3) I had pushed the QPI Data Link Rate to 6.4MT/s as noted in my last post.
After the first lock-up I changed the QPI data link rate back to auto.
After the second lock-up I changed everything back to the default setting (Ai overclock tuner - auto, speedstep - enabled) except for the RAM setting of 1333MHz.
I then proceeded to watch another video with no problems. It was very weird how intermittent it was, but how similar it was both times... locking up mid-video.
After the videos were done I decided to try to figure out why the hard drive is constantly clicking/whirring even though the computer was completely idle. There are times when I will boot up and the HD will be screaming along for a good two minutes after windows login even if I don't even touch the mouse. I don't have a lot of software installed and no programs in the startup folder... ???
I did some internet searching and the only thing I could gather was that perhaps Windows was indexing during that time so I removed all the folders from the indexing control panel. I haven't noticed if it makes a difference or not.
Another thing I noticed while viewing the resources manager is that my computer is always using, at a minimum, ~1.65GB of RAM. This seems like alot to me... Perhaps it's because I have windows on full Aero mode?
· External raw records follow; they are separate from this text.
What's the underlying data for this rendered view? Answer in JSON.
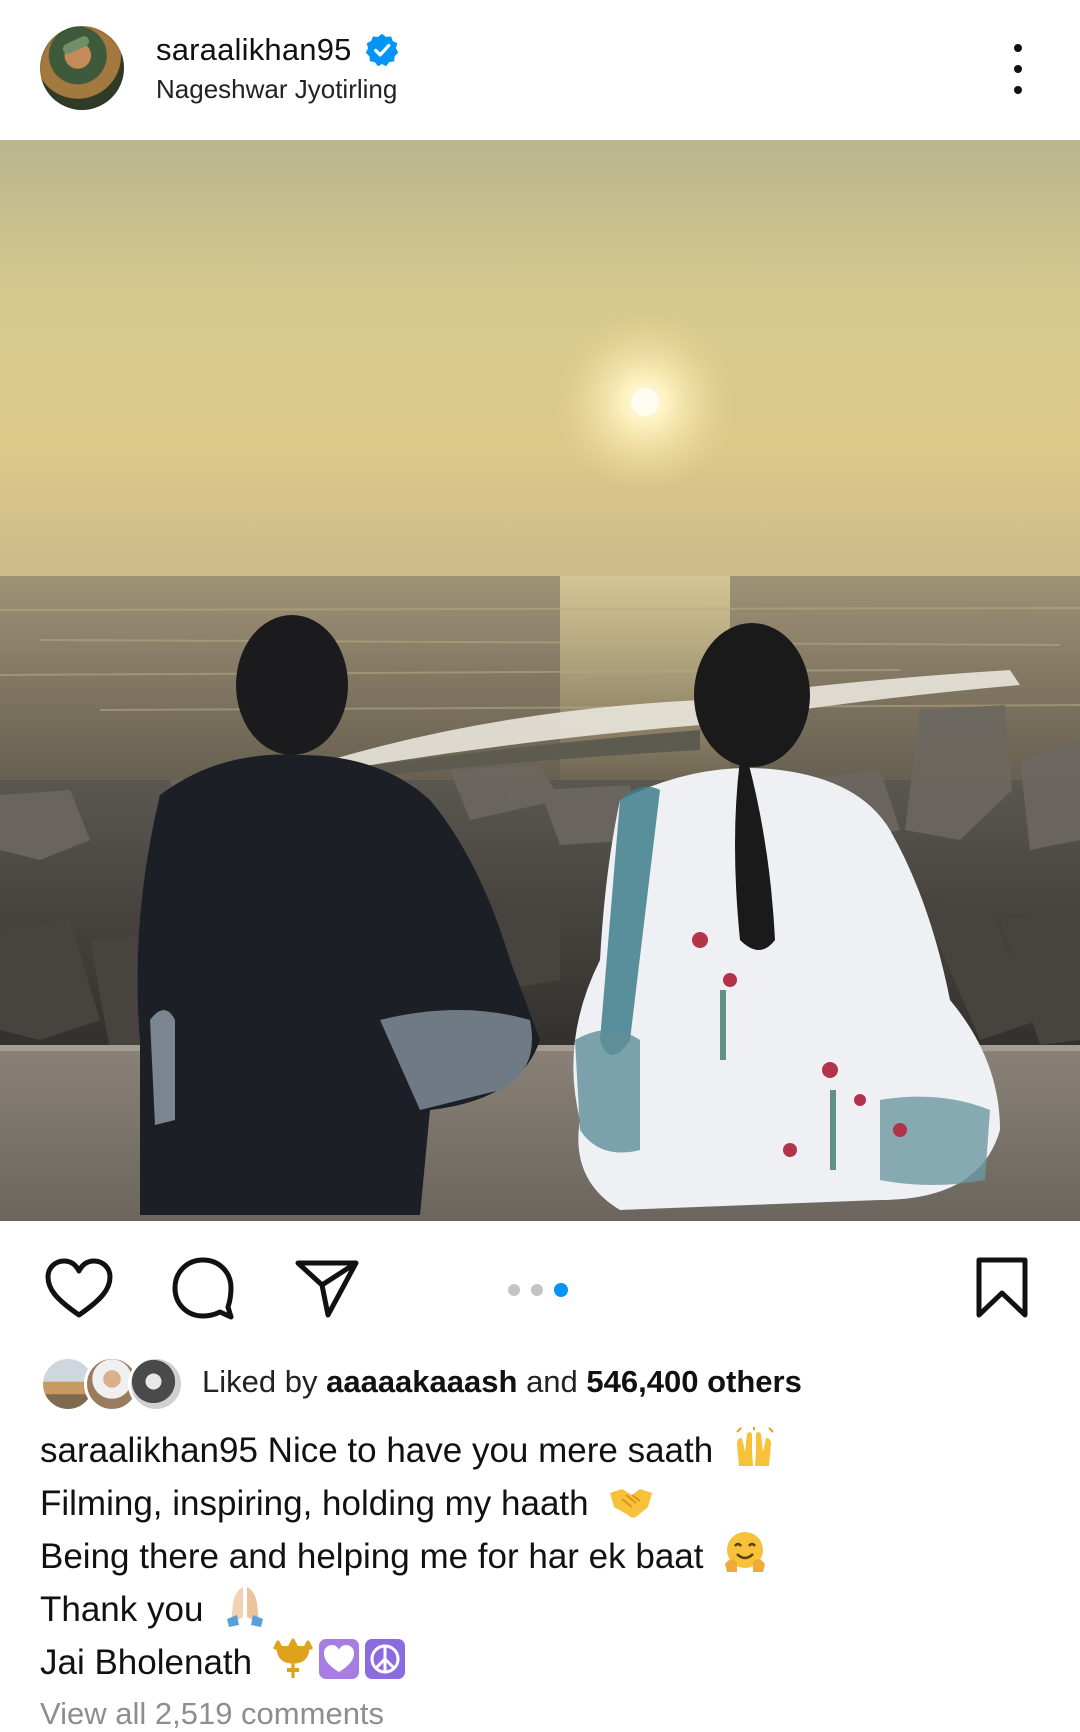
{
  "post": {
    "username": "saraalikhan95",
    "location": "Nageshwar Jyotirling",
    "verified": true
  },
  "photo": {
    "carousel_total": 3,
    "carousel_active_index": 3
  },
  "likes": {
    "prefix": "Liked by",
    "liker": "aaaaakaaash",
    "connector": "and",
    "others": "546,400 others"
  },
  "caption": {
    "handle": "saraalikhan95",
    "lines": [
      "Nice to have you mere saath",
      "Filming, inspiring, holding my haath",
      "Being there and helping me for har ek baat",
      "Thank you",
      "Jai Bholenath"
    ],
    "emojis": [
      "raising-hands",
      "handshake",
      "hugging-face",
      "folded-hands",
      "trident / purple-heart / peace-symbol"
    ]
  },
  "comments": {
    "view_all_label": "View all 2,519 comments"
  },
  "colors": {
    "accent": "#0095f6",
    "verified_badge": "#0095f6",
    "text": "#111111",
    "muted": "#8e8e8e"
  }
}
Surprising though, either way.
To verify that your overclock and system is stable, do two things:
1) Run memtest86+ for several passes without error.
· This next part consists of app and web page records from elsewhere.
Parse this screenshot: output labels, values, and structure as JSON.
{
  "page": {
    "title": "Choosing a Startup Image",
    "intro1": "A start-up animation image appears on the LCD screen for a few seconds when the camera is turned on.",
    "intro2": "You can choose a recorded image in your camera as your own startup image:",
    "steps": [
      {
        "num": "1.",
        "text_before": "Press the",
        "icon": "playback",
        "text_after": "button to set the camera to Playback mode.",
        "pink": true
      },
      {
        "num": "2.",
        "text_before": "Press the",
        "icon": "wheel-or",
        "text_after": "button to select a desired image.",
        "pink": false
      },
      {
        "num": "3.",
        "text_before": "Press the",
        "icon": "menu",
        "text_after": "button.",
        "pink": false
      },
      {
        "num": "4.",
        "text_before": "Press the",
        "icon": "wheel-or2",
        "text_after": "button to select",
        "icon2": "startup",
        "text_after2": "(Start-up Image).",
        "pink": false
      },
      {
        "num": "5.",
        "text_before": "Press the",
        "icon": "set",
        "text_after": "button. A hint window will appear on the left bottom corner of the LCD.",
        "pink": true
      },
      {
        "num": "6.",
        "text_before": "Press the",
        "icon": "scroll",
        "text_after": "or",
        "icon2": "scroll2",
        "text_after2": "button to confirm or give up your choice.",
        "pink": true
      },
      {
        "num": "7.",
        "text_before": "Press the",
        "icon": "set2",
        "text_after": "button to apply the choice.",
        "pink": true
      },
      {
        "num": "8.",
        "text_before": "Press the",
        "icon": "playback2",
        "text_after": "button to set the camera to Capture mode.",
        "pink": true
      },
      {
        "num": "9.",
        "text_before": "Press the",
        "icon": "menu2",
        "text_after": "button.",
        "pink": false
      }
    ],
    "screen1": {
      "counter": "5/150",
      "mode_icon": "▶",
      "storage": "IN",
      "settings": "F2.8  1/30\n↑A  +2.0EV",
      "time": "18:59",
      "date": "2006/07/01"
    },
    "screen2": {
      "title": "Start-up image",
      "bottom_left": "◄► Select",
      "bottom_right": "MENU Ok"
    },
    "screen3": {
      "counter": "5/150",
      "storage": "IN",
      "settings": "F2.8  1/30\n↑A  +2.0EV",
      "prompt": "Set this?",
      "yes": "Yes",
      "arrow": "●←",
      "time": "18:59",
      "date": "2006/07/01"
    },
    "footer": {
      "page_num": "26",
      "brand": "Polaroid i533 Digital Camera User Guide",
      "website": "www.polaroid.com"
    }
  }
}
2) Run prime95 for long enough to heat up the cpu to it's hottest. This will be an hour or so. Use the option to check for rounding errors.
If you get no errors, then your issues will be software or drivers.
Also check that there are no bios updates that might address the issue. Don't take the risk to update the bios unless you think the update might address an issue that you have.
Vista indexing is a good thing. It is done at low priority so it should not interfere with anything you are doing.
The benefit is that searches are almost instant.
Vista keeps things in ram that you have used before, in anticipation that it might reuse them. It might pre-load things if it thinks you might be using them soon, again using low priority i/o. You will see this in the cached physical memory part of task manager. The only permanent part of vista is the non paged kernel ram which will be very small, like <100mb.